How Should the Great Commission Affect Marriage?

Paul Tripp answers the question, “How should the Great Commission affect marriage?”

He says, “You really don’t get why God puts this significant, everyday, comprehensive, demanding relationship right in the middle of everything He’s called me to do, unless you understand that they’re all just one in the same. So, in marriage God is making me a disciple through marriage, because marriage exposes my need of grace.

If you want your heart revealed get married. If you want it further revealed have children. If you want even further revelation get an untrained pet. All of those things God uses to disciple me, but they also call me to ask the question, ‘what does it look like to live like a disciple of Jesus Christ in this particular circumstance, situation, location?’

Let’s take marriage for example, my whole approach to marriage is the Gospel, because I’ve got to understand that marriage is about a flawed person living next to a flawed person in a fallen world, but with a faithful God. So, I can’t look to my husband or wife to be my own personal messiah. No one is ever married to the fourth member of the trinity. There’s three seats and they’re well taken. So, I can’t ask for my husband or wife to give me identity, or meaning and purpose, or inner sense of well being. The minute I do that I put a pressure on my marriage that it can’t bare. Thousands of couples are doing that.

I’ve heard a hundred wives say, ‘All I ever wanted was a man who would make me happy.’ Oh my goodness! He should love you, but if you’re looking at that man to be the source of your happiness you’re in big trouble, because he’s a flawed human being. So, you can’t understand marriage without the Gospel, without the Great Commission.”

For a more in-depth marriage resource, check out Paul Tripp’s book, What Did You Expect? Redeeming the Realities of Marriage. This unique book introduces a biblical and practical approach to those realities that is rooted in God’s faithfulness and Scripture’s teaching on sin and grace. “Spouses need to be reconciled to each other and to God on a daily basis,” Tripp declares. “Since we’re always sinners married to sinners, reconciliation isn’t just the right response in moments of failure. It must be the lifestyle of any healthy marriage.”

What Did You Expect? presents six practical commitments that give shape and momentum to such a lifestyle. These commitments—ranging from “We will honestly face our sin, weakness, and failure” to “We will change our agenda” and “We will protect our relationship”—will equip couples to develop a thriving, grace-based marriage in all circumstances and seasons of their relationship.
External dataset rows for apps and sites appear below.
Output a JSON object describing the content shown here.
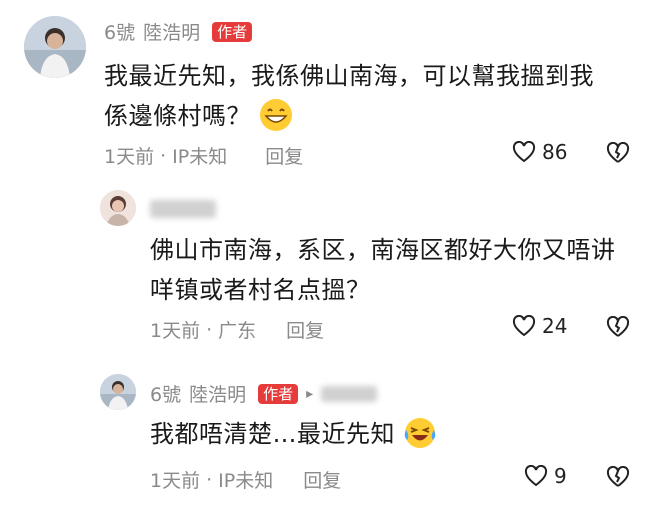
{
  "comments": [
    {
      "user": "6號",
      "user_handle": "陸浩明",
      "badge": "作者",
      "text": "我最近先知，我係佛山南海，可以幫我搵到我係邊條村嗎？",
      "meta_time": "1天前",
      "meta_location": "IP未知",
      "reply_label": "回复",
      "likes": "86",
      "emoji": "grin-emoji"
    },
    {
      "user": "",
      "text_line1": "佛山市南海，系区，南海区都好大你又唔讲",
      "text_line2": "咩镇或者村名点搵？",
      "meta_time": "1天前",
      "meta_location": "广东",
      "reply_label": "回复",
      "likes": "24"
    },
    {
      "user": "6號",
      "user_handle": "陸浩明",
      "badge": "作者",
      "text": "我都唔清楚…最近先知",
      "meta_time": "1天前",
      "meta_location": "IP未知",
      "reply_label": "回复",
      "likes": "9",
      "emoji": "laughing-tears-emoji"
    }
  ],
  "colors": {
    "badge": "#e63b3b",
    "muted": "#8a8a8a",
    "text": "#1a1a1a"
  }
}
For more information and additional resources by Paul Tripp, please visit paultrippministries.com